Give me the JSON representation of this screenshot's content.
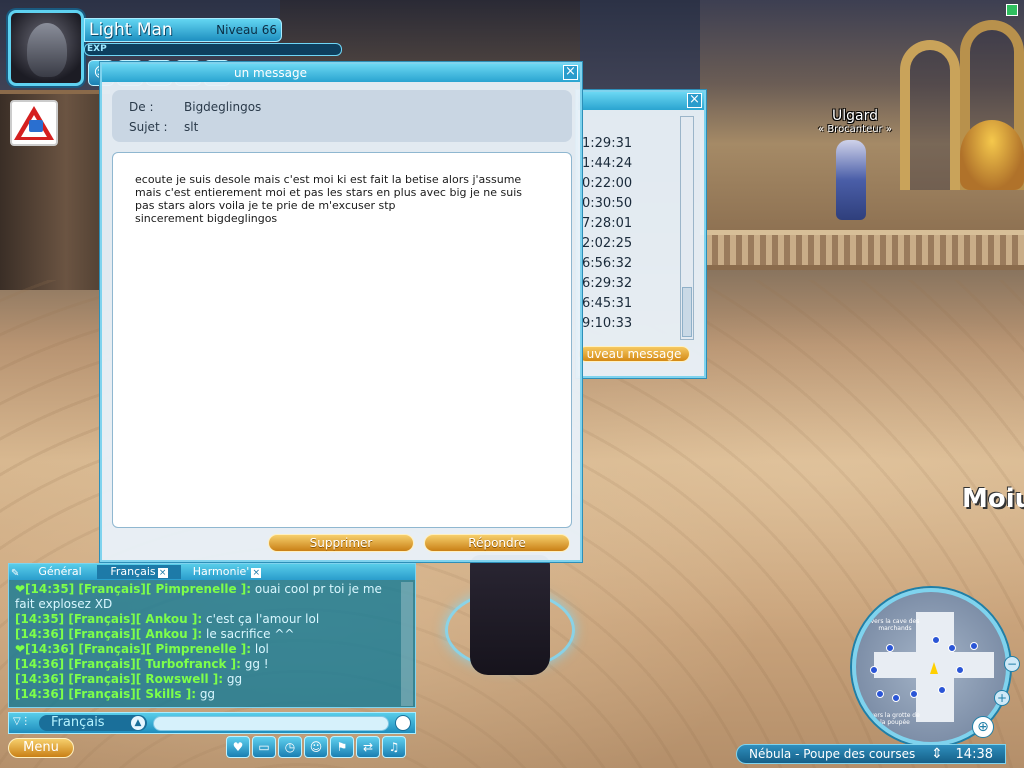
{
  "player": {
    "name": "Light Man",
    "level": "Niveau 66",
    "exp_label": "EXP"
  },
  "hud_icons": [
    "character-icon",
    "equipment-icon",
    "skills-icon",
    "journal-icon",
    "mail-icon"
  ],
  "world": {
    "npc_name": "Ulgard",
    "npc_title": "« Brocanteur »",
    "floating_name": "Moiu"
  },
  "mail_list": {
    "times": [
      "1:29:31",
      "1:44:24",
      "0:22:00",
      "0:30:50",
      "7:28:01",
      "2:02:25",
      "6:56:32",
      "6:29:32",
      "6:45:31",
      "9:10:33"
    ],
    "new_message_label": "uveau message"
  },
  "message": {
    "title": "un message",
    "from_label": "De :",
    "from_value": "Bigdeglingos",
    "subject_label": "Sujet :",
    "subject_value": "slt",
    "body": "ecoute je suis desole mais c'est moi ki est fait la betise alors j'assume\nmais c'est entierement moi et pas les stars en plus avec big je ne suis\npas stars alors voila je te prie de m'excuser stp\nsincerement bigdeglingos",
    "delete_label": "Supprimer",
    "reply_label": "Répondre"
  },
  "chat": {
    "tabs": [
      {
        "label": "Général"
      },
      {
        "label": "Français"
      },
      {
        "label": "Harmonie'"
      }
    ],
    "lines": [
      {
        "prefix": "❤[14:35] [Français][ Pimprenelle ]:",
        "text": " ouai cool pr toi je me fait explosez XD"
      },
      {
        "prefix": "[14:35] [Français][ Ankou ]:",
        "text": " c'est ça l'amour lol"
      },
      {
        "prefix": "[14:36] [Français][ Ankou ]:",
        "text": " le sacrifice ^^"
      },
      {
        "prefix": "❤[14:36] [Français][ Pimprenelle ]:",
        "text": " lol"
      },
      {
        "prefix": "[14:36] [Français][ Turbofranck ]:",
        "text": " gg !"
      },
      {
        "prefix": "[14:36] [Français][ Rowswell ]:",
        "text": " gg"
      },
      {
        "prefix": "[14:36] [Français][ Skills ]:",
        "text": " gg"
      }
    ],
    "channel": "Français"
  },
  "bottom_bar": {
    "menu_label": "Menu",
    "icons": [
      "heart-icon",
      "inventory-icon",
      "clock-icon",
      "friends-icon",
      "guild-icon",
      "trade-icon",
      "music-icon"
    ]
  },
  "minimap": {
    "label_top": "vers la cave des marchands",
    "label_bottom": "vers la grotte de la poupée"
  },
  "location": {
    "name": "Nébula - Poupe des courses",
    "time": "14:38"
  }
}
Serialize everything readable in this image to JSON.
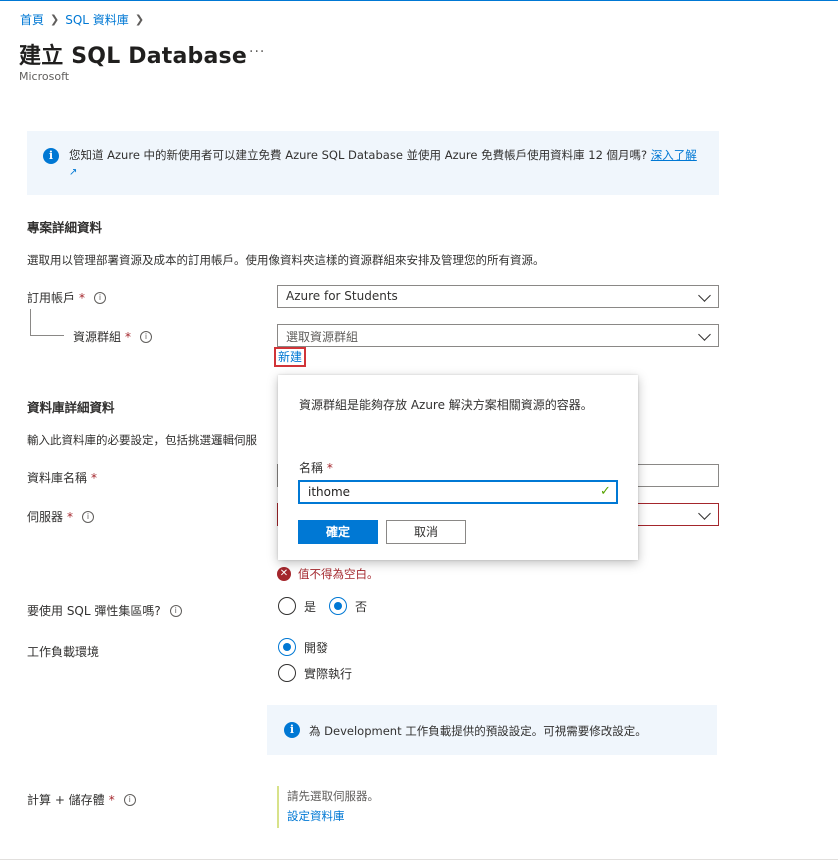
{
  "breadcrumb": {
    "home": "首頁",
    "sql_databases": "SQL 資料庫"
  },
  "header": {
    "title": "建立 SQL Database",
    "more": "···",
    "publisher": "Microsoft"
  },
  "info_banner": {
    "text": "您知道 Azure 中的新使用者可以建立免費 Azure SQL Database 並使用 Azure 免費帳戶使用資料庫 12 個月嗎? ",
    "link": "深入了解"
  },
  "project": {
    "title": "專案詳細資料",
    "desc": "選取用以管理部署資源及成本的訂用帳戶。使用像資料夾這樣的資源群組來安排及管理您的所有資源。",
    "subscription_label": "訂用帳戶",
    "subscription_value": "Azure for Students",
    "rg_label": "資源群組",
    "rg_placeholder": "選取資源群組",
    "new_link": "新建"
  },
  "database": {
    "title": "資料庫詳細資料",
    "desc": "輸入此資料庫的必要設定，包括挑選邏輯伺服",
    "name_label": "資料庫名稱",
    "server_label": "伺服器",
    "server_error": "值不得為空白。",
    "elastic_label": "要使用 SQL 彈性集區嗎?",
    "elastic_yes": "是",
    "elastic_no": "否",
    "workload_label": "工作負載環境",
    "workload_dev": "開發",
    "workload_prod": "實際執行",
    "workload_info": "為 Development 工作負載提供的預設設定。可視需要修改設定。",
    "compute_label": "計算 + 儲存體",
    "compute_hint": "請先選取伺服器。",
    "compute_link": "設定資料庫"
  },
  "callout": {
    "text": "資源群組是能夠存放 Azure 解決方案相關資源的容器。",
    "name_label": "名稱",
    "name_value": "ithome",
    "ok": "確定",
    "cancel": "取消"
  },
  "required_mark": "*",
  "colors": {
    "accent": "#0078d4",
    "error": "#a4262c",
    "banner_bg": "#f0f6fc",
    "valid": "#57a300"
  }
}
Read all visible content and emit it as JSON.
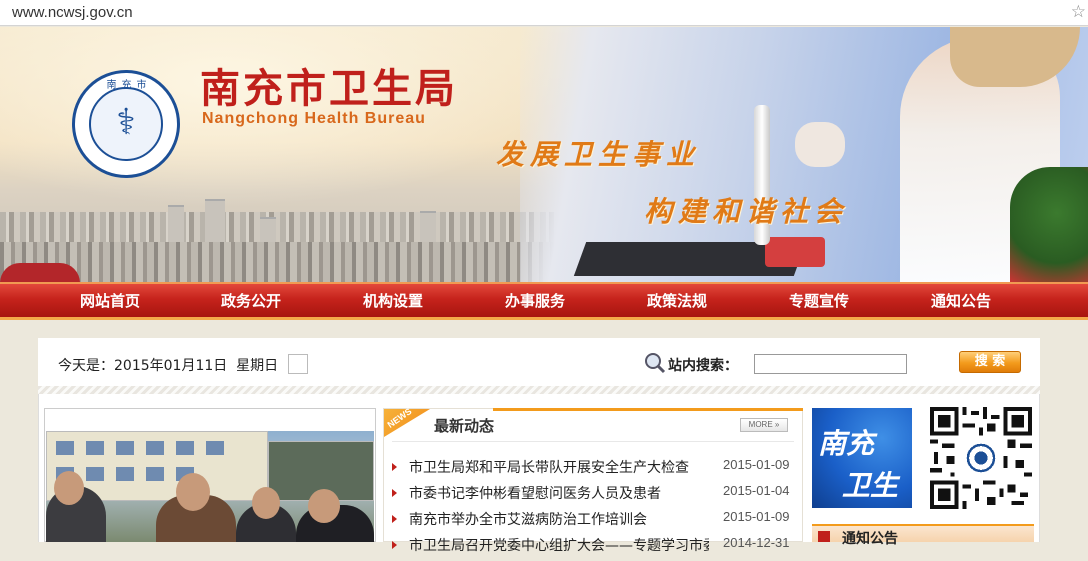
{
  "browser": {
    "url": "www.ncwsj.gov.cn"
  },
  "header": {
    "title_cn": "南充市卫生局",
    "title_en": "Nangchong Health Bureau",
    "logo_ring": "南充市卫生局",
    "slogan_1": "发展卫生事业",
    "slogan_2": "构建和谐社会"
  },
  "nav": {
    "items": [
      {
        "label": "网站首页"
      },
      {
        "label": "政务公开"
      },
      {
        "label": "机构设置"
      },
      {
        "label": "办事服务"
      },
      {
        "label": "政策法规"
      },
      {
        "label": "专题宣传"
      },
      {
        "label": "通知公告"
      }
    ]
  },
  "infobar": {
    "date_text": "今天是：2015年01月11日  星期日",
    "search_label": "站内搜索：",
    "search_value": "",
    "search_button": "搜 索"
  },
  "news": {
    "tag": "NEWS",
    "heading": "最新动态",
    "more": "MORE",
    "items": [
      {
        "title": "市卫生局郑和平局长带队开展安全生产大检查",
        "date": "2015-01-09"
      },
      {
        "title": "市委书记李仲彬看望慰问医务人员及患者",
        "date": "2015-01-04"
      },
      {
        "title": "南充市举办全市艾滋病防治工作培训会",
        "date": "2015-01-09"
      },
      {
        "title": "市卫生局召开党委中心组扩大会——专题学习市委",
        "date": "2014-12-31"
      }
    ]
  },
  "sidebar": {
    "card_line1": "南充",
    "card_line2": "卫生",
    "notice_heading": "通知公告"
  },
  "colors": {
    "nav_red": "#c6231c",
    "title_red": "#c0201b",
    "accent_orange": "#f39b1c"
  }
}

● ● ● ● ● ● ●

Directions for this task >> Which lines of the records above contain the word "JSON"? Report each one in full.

Answer below >>
Give me the JSON representation of this screenshot's content.
Serialize everything readable in this image to JSON.
Read all visible content and emit it as JSON.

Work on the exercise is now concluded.